These globally influential books explore the productive relationship among such different yet related histories and legacies of violence as the Holocaust, slavery, apartheid, and colonialism and their confrontations in the public sphere. Rothberg argues that we need to break from dichotomous thinking about victims and perpetrators, advocating instead for an understanding of ourselves as implicated subjects who inherit histories of violence and structures of inequality. In his lecture Rothberg will address these issues through the work of two renowned artists, William Kentridge and Hito Steyerl. Both the South African artist Kentridge and the German artist Steyerl use diverse aesthetic mediums to explore multidirectional histories and to reflect critically on artists’ and the art world’s implication in injustice.

Following the lecture Rothberg will join Washington University professors Anika Walke (history) and Geoff Ward (African and African-American Studies) in conversation about Memory for the Future, a Washington University initiative that combines critical memory studies with curatorial and public education projects. In partnership with museums, archives, and commemorative projects, this initiative will facilitate reparative and multidirectional memorial practices in St. Louis.

This program is a collaboration among the Mildred Lane Kemper Art Museum, the Center for the Humanities at Washington University, and the Center for the Study of Race, Ethnicity & Equity.

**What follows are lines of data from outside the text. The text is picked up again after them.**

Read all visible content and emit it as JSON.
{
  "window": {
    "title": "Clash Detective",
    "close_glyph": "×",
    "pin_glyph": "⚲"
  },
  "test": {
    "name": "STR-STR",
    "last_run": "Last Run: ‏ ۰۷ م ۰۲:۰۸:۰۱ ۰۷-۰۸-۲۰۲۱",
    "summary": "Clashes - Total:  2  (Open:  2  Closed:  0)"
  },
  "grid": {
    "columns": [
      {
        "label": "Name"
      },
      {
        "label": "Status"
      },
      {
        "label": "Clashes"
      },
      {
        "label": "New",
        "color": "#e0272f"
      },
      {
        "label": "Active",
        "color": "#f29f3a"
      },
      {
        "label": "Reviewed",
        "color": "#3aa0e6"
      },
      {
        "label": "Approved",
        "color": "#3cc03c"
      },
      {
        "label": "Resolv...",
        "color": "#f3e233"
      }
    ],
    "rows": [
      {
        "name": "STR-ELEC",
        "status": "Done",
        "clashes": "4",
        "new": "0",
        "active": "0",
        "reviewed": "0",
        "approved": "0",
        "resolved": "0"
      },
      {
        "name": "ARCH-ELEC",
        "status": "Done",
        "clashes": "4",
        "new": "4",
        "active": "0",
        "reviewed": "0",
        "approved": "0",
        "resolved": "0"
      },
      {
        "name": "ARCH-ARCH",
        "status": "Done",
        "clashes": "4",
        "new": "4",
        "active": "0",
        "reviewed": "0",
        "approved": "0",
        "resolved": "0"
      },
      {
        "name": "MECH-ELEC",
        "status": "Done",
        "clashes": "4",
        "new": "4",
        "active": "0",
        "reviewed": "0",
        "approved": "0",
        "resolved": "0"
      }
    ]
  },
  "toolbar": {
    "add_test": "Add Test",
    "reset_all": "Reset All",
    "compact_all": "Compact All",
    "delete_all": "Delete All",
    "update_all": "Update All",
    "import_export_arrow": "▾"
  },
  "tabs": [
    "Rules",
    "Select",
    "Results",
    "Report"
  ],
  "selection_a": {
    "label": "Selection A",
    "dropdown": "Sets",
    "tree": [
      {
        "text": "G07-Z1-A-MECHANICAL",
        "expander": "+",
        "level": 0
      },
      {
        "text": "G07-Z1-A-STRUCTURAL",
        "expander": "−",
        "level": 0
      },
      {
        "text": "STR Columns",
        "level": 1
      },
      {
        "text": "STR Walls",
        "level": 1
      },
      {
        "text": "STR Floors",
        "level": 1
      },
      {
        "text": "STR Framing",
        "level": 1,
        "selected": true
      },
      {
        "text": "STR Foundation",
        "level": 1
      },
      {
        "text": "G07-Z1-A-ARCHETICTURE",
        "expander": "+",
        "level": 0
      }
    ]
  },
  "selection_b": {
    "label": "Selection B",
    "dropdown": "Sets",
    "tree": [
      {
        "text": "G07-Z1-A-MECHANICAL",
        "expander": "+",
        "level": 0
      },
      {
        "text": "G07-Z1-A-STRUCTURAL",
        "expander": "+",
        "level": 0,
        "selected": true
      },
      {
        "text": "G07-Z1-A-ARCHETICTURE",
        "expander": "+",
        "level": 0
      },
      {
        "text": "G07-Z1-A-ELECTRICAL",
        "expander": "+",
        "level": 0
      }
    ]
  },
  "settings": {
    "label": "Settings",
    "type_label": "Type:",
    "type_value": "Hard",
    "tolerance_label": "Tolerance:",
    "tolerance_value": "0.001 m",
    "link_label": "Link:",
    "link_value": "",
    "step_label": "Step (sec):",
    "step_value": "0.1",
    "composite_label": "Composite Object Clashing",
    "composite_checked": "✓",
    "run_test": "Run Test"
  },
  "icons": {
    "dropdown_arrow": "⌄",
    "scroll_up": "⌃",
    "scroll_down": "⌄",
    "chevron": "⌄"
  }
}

In Conversation

“In Conversation” is a series of live online talks with artists, art historians, and scholars, exploring the intersections of art, history, and contemporary life. Bring your own questions and insights to these lively discussions from wherever you are.

About the speaker

Michael Rothberg is the 1939 Society Samuel Goetz Chair in Holocaust Studies and professor of English and comparative literature at the University of California, Los Angeles. His work has been published in such journals as American Literary History, Critical Inquiry, Cultural Critique, History and Memory, New German Critique, and PMLA, and has been translated into French, German, Hungarian, Polish, Russian, Spanish, and Swedish. His latest book is The Implicated Subject: Beyond Victims and Perpetrators (2019), published by Stanford University Press as part of its “Cultural Memory in the Present” series. He is also the author of Multidirectional Memory: Remembering the Holocaust in the Age of Decolonization (2009) and Traumatic Realism: The Demands of Holocaust Representation (2000). He has co-edited The Holocaust: Theoretical Readings (2003; with Neil Levi) as well as special issues in the journals Criticism, Interventions, Occasion, and Yale French Studies. With Yasemin Yildiz, he is currently completing Inheritance Trouble: Migrant Archives of Holocaust Remembrance, which is under contract with Fordham University Press.

Geoff Ward, professor in the Department of African and African-American Studies in Arts & Sciences.

Anika Walke, associate professor in the Arts & Sciences departments of History; Women, Gender, and SexualityStudies; and International and Area Studies.

Image credit

Hito Steyerl, still from Abstract, 2012. Two-channel HD video with sound, 7:30 min. Image CC 4.0 Hito Steyerl; courtesy of the artist, Andrew Kreps Gallery, New York, and Esther Schipper, Berlin.